In many ways, our Rancho Cucamonga employment attorneys understand we cannot address the rampant problem of sexual harassment in the workplace without also addressing retaliation. That’s because historically – and even often today – exposure of harassment, assault and other bad behavior almost always has consequences for victims and allies alike. We refer to these as “retaliation” because they are acts taken by the employer or management as “punishment” for bringing the wrongdoing to light. sexual harassment lawyer Rancho Cucamonga

This is part of what is alleged in a recent Rancho Cucamonga sexual harassment lawsuit, filed by numerous young female workers say they were targeted for gender-based harassment – and then retaliated against when they reported it. This is according to a California employment lawsuit filed by the Equal Opportunity Commission against Del Taco chain restaurant, as the Daily Bulletin reports.

Filed in the U.S. District Court for the Central District of California, the sexual harassment and retaliation claim asserts that the fast food chain broke federal law firstly when no fewer than three male workers (including at least two in supervisor positions, such as shift leader) targeted plaintiffs with sexual comments and physical touching that were both unwanted and inappropriate. These incidents occurred at a single restaurant dating back to at least 2014, and many of the female workers who suffered these episodes at work were minors at the time, according to the complaint. Continue reading

There is an unfortunate stereotype perpetuated in the technology sector that older workers can’t be effective with newer tech. That the younger employees the fresher the ideas and the greater opportunities for the firm to thrive.employer attorney Riverside California

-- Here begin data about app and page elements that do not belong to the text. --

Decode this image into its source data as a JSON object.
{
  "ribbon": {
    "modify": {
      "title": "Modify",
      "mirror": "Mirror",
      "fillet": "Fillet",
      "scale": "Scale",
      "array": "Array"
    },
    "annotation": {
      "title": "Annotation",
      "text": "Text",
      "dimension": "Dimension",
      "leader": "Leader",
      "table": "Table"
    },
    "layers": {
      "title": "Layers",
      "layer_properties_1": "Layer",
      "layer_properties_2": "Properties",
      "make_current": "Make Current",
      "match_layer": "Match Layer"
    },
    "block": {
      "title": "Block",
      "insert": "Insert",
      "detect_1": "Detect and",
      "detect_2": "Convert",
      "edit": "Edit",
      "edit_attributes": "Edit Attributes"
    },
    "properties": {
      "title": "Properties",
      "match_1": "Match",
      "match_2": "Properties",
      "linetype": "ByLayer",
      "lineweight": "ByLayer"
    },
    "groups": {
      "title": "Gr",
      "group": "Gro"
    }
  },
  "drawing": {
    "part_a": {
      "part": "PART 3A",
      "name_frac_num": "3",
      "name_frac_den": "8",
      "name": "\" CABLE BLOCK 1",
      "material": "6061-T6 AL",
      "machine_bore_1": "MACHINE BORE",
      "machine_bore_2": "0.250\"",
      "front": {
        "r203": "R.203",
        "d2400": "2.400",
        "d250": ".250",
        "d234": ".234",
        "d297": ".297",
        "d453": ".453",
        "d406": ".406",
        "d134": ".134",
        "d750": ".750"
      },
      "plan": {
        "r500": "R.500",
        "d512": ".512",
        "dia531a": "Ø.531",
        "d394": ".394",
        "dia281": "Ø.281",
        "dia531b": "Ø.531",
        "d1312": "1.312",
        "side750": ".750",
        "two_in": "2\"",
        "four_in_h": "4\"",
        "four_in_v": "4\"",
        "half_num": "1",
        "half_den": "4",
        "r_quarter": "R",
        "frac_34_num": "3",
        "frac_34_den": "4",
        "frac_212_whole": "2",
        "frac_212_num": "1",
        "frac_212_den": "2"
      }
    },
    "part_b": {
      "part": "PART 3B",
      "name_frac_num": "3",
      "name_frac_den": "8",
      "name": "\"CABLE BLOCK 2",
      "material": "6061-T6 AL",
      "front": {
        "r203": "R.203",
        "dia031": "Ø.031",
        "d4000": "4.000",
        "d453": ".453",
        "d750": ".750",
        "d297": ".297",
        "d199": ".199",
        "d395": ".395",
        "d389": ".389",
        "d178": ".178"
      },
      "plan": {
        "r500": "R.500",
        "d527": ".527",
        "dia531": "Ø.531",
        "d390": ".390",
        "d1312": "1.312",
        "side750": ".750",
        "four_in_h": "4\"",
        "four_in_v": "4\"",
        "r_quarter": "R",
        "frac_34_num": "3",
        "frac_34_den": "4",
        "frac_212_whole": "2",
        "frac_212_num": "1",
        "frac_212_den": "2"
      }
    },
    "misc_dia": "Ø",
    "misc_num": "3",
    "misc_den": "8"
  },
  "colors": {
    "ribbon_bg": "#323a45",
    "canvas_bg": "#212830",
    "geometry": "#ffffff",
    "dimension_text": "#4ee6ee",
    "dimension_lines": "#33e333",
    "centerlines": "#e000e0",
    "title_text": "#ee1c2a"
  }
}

Such sentiments have been revealed time and again in California age discrimination lawsuits against tech companies in Silicon Valley.

The latest class action age discrimination lawsuit is against technology firm IBM, filed on behalf of three former employees in North Carolina and Georgia, filed in a federal court in New York. Plaintiffs – all between the ages of 55 and 67 – allege the company systematically discriminated against older workers by laying them off disproportionate to the younger employees and also by declining to hire them for other positions that were open in the company. One of the workers had been employed at the firm for 15 years, while the other two had worked for the company more than three decades. Continue reading